Your instructions: With nothing added and nothing dropped, write out all of the entries below.

Listed records:
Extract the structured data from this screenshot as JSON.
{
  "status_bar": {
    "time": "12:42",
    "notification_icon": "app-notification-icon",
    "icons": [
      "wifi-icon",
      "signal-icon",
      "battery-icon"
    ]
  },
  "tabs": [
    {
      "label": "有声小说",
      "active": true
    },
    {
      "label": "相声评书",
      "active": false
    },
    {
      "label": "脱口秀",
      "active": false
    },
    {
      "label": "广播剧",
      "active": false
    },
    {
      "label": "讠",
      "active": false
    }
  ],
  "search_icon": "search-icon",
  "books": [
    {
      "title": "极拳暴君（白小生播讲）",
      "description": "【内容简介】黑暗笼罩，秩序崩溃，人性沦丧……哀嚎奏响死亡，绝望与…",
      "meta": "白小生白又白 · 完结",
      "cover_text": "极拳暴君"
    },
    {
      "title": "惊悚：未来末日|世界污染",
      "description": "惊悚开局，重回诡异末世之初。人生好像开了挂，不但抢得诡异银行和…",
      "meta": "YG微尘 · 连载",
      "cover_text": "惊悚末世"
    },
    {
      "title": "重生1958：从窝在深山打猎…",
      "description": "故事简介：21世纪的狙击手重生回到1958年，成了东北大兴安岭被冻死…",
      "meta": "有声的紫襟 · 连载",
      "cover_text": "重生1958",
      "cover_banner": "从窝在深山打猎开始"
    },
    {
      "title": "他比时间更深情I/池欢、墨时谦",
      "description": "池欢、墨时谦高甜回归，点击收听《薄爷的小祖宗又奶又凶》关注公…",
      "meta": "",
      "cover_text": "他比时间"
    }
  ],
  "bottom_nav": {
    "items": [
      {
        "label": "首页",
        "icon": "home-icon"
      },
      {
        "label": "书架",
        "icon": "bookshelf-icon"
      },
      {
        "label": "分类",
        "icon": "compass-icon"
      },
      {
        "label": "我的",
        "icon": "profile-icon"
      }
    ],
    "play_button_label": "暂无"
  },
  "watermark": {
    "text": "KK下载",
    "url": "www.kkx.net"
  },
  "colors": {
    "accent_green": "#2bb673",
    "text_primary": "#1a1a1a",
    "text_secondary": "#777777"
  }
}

Answer area:
Extract the structured data from this screenshot as JSON.
{
  "status_bar": {
    "time": "12:42",
    "notification_icon": "app-notification-icon",
    "icons": [
      "wifi-icon",
      "signal-icon",
      "battery-icon"
    ]
  },
  "tabs": [
    {
      "label": "有声小说",
      "active": true
    },
    {
      "label": "相声评书",
      "active": false
    },
    {
      "label": "脱口秀",
      "active": false
    },
    {
      "label": "广播剧",
      "active": false
    },
    {
      "label": "讠",
      "active": false
    }
  ],
  "search_icon": "search-icon",
  "books": [
    {
      "title": "极拳暴君（白小生播讲）",
      "description": "【内容简介】黑暗笼罩，秩序崩溃，人性沦丧……哀嚎奏响死亡，绝望与…",
      "meta": "白小生白又白 · 完结",
      "cover_text": "极拳暴君"
    },
    {
      "title": "惊悚：未来末日|世界污染",
      "description": "惊悚开局，重回诡异末世之初。人生好像开了挂，不但抢得诡异银行和…",
      "meta": "YG微尘 · 连载",
      "cover_text": "惊悚末世"
    },
    {
      "title": "重生1958：从窝在深山打猎…",
      "description": "故事简介：21世纪的狙击手重生回到1958年，成了东北大兴安岭被冻死…",
      "meta": "有声的紫襟 · 连载",
      "cover_text": "重生1958",
      "cover_banner": "从窝在深山打猎开始"
    },
    {
      "title": "他比时间更深情I/池欢、墨时谦",
      "description": "池欢、墨时谦高甜回归，点击收听《薄爷的小祖宗又奶又凶》关注公…",
      "meta": "",
      "cover_text": "他比时间"
    }
  ],
  "bottom_nav": {
    "items": [
      {
        "label": "首页",
        "icon": "home-icon"
      },
      {
        "label": "书架",
        "icon": "bookshelf-icon"
      },
      {
        "label": "分类",
        "icon": "compass-icon"
      },
      {
        "label": "我的",
        "icon": "profile-icon"
      }
    ],
    "play_button_label": "暂无"
  },
  "watermark": {
    "text": "KK下载",
    "url": "www.kkx.net"
  },
  "colors": {
    "accent_green": "#2bb673",
    "text_primary": "#1a1a1a",
    "text_secondary": "#777777"
  }
}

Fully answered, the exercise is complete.